Items from an interface collection:
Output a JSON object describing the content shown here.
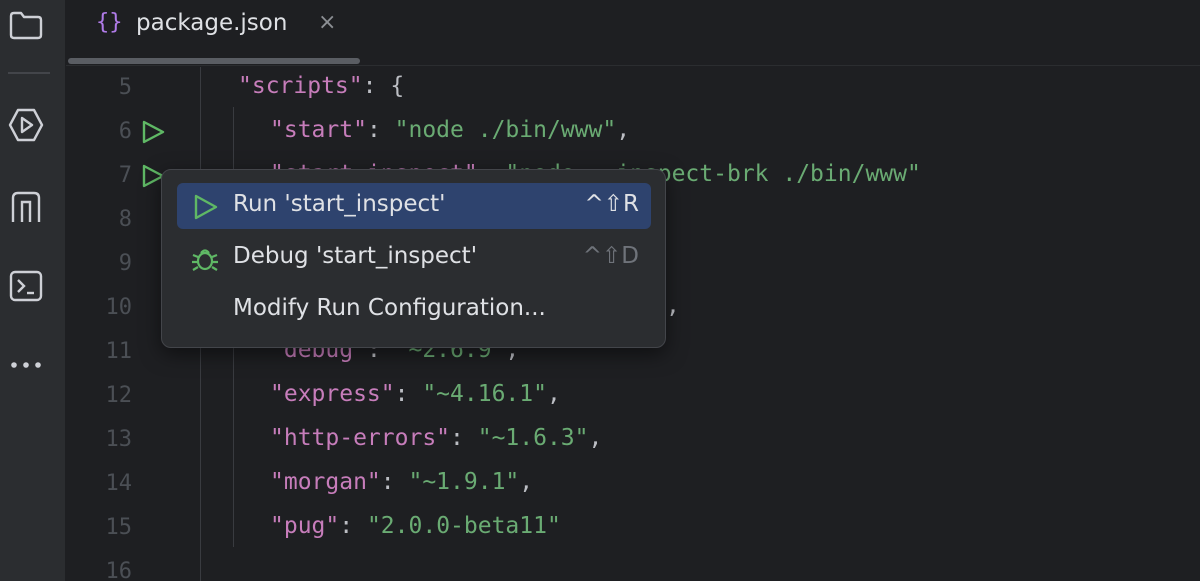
{
  "activity_bar": {
    "icons": [
      "folder-icon",
      "run-debug-icon",
      "git-icon",
      "terminal-icon",
      "more-icon"
    ],
    "more_label": "•••"
  },
  "tab": {
    "file_icon": "{}",
    "label": "package.json",
    "close": "×"
  },
  "editor": {
    "line_numbers": [
      "5",
      "6",
      "7",
      "8",
      "9",
      "10",
      "11",
      "12",
      "13",
      "14",
      "15",
      "16"
    ],
    "lines": {
      "l5": {
        "key": "\"scripts\"",
        "punct": ": {"
      },
      "l6": {
        "key": "\"start\"",
        "punct": ": ",
        "value": "\"node ./bin/www\"",
        "tail": ","
      },
      "l7": {
        "key": "\"start_inspect\"",
        "punct": ": ",
        "value": "\"node --inspect-brk ./bin/www\""
      },
      "l10_tail": ",",
      "l11": {
        "key": "\"debug\"",
        "punct": ": ",
        "value": "\"~2.6.9\"",
        "tail": ","
      },
      "l12": {
        "key": "\"express\"",
        "punct": ": ",
        "value": "\"~4.16.1\"",
        "tail": ","
      },
      "l13": {
        "key": "\"http-errors\"",
        "punct": ": ",
        "value": "\"~1.6.3\"",
        "tail": ","
      },
      "l14": {
        "key": "\"morgan\"",
        "punct": ": ",
        "value": "\"~1.9.1\"",
        "tail": ","
      },
      "l15": {
        "key": "\"pug\"",
        "punct": ": ",
        "value": "\"2.0.0-beta11\""
      }
    }
  },
  "popup": {
    "items": [
      {
        "label": "Run 'start_inspect'",
        "shortcut": "^⇧R",
        "icon": "run-icon"
      },
      {
        "label": "Debug 'start_inspect'",
        "shortcut": "^⇧D",
        "icon": "bug-icon"
      },
      {
        "label": "Modify Run Configuration..."
      }
    ]
  },
  "colors": {
    "selection": "#2e436e",
    "string": "#6aab73",
    "key": "#c77dbb",
    "run_green": "#5fb865"
  }
}
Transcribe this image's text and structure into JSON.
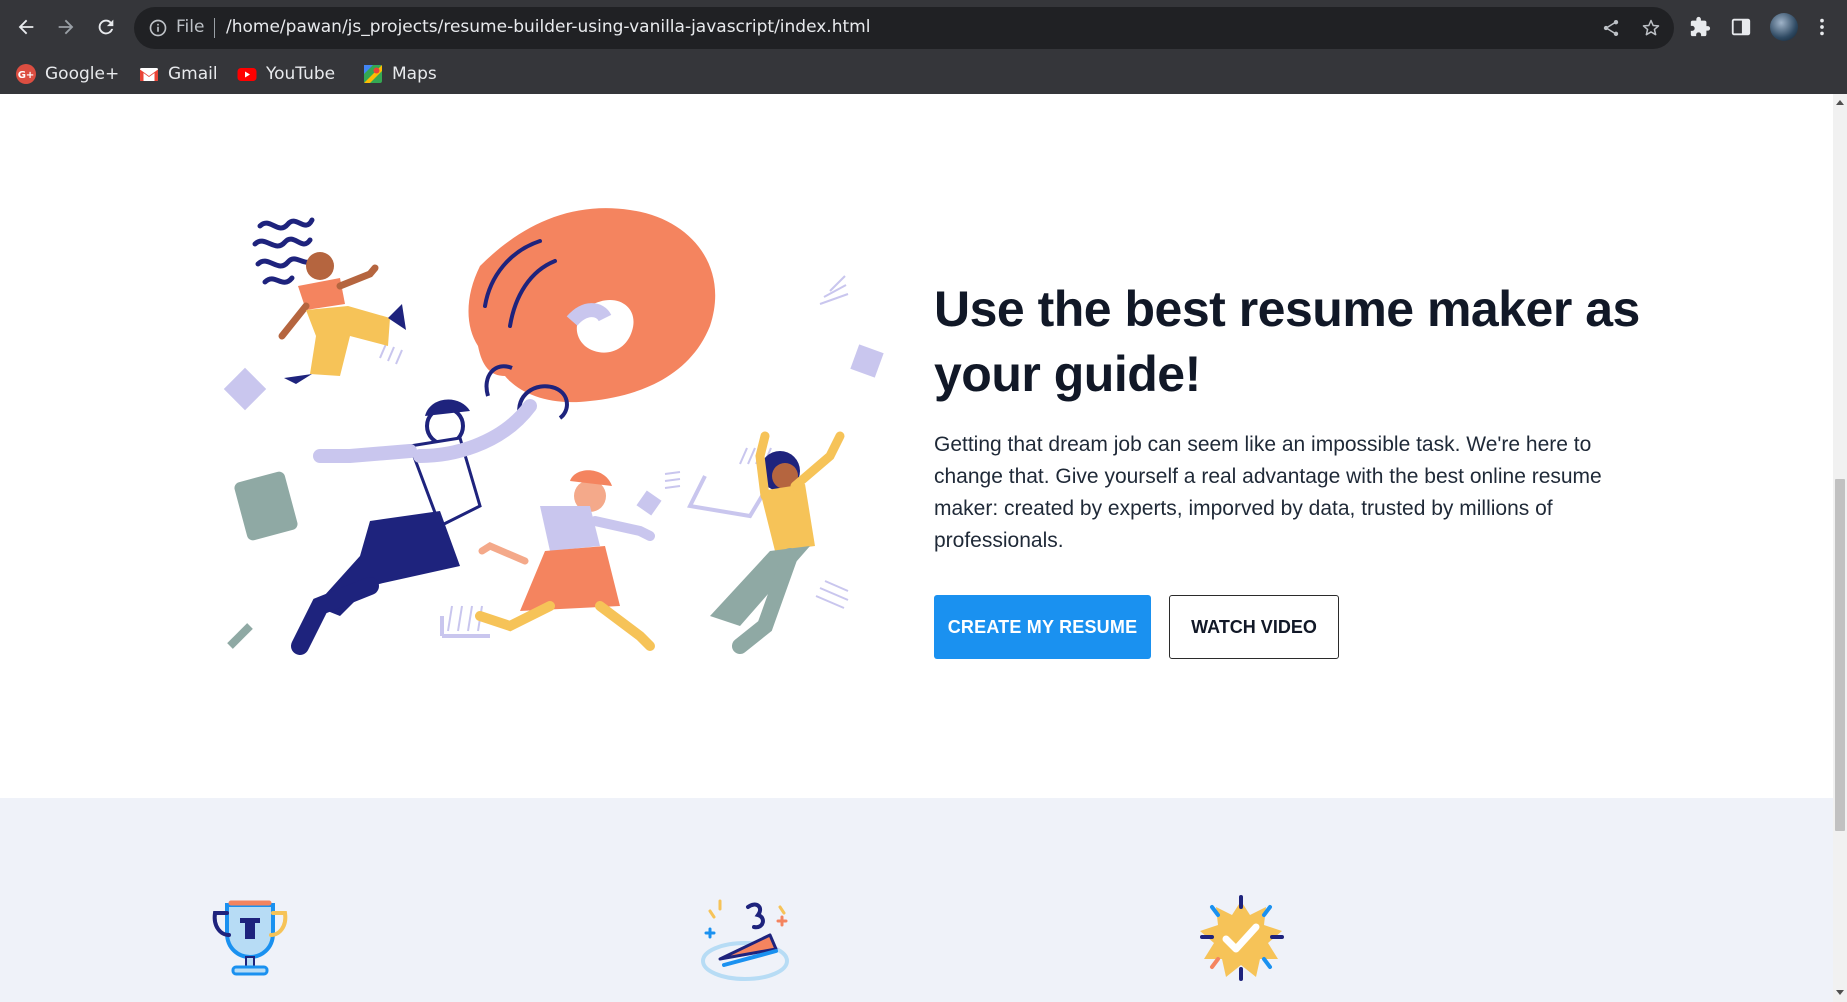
{
  "browser": {
    "address": {
      "scheme_label": "File",
      "url": "/home/pawan/js_projects/resume-builder-using-vanilla-javascript/index.html"
    },
    "bookmarks": [
      {
        "label": "Google+",
        "icon": "google-plus-icon"
      },
      {
        "label": "Gmail",
        "icon": "gmail-icon"
      },
      {
        "label": "YouTube",
        "icon": "youtube-icon"
      },
      {
        "label": "Maps",
        "icon": "maps-icon"
      }
    ]
  },
  "hero": {
    "title": "Use the best resume maker as your guide!",
    "description": "Getting that dream job can seem like an impossible task. We're here to change that. Give yourself a real advantage with the best online resume maker: created by experts, imporved by data, trusted by millions of professionals.",
    "primary_button": "CREATE MY RESUME",
    "secondary_button": "WATCH VIDEO"
  },
  "features": {
    "icons": [
      "trophy-icon",
      "pie-slice-icon",
      "verified-badge-icon"
    ]
  },
  "colors": {
    "primary": "#1a91f0",
    "heading": "#111827",
    "features_bg": "#eff2f9",
    "illustration_orange": "#f4845f",
    "illustration_navy": "#1e237d",
    "illustration_yellow": "#f6c358",
    "illustration_lavender": "#c9c6ee"
  }
}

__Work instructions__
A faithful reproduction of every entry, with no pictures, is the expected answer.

__Your solution__
Output a JSON object describing the content shown here.
{
  "activity_bar": {
    "icons": [
      "folder-icon",
      "run-debug-icon",
      "git-icon",
      "terminal-icon",
      "more-icon"
    ],
    "more_label": "•••"
  },
  "tab": {
    "file_icon": "{}",
    "label": "package.json",
    "close": "×"
  },
  "editor": {
    "line_numbers": [
      "5",
      "6",
      "7",
      "8",
      "9",
      "10",
      "11",
      "12",
      "13",
      "14",
      "15",
      "16"
    ],
    "lines": {
      "l5": {
        "key": "\"scripts\"",
        "punct": ": {"
      },
      "l6": {
        "key": "\"start\"",
        "punct": ": ",
        "value": "\"node ./bin/www\"",
        "tail": ","
      },
      "l7": {
        "key": "\"start_inspect\"",
        "punct": ": ",
        "value": "\"node --inspect-brk ./bin/www\""
      },
      "l10_tail": ",",
      "l11": {
        "key": "\"debug\"",
        "punct": ": ",
        "value": "\"~2.6.9\"",
        "tail": ","
      },
      "l12": {
        "key": "\"express\"",
        "punct": ": ",
        "value": "\"~4.16.1\"",
        "tail": ","
      },
      "l13": {
        "key": "\"http-errors\"",
        "punct": ": ",
        "value": "\"~1.6.3\"",
        "tail": ","
      },
      "l14": {
        "key": "\"morgan\"",
        "punct": ": ",
        "value": "\"~1.9.1\"",
        "tail": ","
      },
      "l15": {
        "key": "\"pug\"",
        "punct": ": ",
        "value": "\"2.0.0-beta11\""
      }
    }
  },
  "popup": {
    "items": [
      {
        "label": "Run 'start_inspect'",
        "shortcut": "^⇧R",
        "icon": "run-icon"
      },
      {
        "label": "Debug 'start_inspect'",
        "shortcut": "^⇧D",
        "icon": "bug-icon"
      },
      {
        "label": "Modify Run Configuration..."
      }
    ]
  },
  "colors": {
    "selection": "#2e436e",
    "string": "#6aab73",
    "key": "#c77dbb",
    "run_green": "#5fb865"
  }
}
Transcribe this image's text and structure into JSON.
{
  "browser": {
    "address": {
      "scheme_label": "File",
      "url": "/home/pawan/js_projects/resume-builder-using-vanilla-javascript/index.html"
    },
    "bookmarks": [
      {
        "label": "Google+",
        "icon": "google-plus-icon"
      },
      {
        "label": "Gmail",
        "icon": "gmail-icon"
      },
      {
        "label": "YouTube",
        "icon": "youtube-icon"
      },
      {
        "label": "Maps",
        "icon": "maps-icon"
      }
    ]
  },
  "hero": {
    "title": "Use the best resume maker as your guide!",
    "description": "Getting that dream job can seem like an impossible task. We're here to change that. Give yourself a real advantage with the best online resume maker: created by experts, imporved by data, trusted by millions of professionals.",
    "primary_button": "CREATE MY RESUME",
    "secondary_button": "WATCH VIDEO"
  },
  "features": {
    "icons": [
      "trophy-icon",
      "pie-slice-icon",
      "verified-badge-icon"
    ]
  },
  "colors": {
    "primary": "#1a91f0",
    "heading": "#111827",
    "features_bg": "#eff2f9",
    "illustration_orange": "#f4845f",
    "illustration_navy": "#1e237d",
    "illustration_yellow": "#f6c358",
    "illustration_lavender": "#c9c6ee"
  }
}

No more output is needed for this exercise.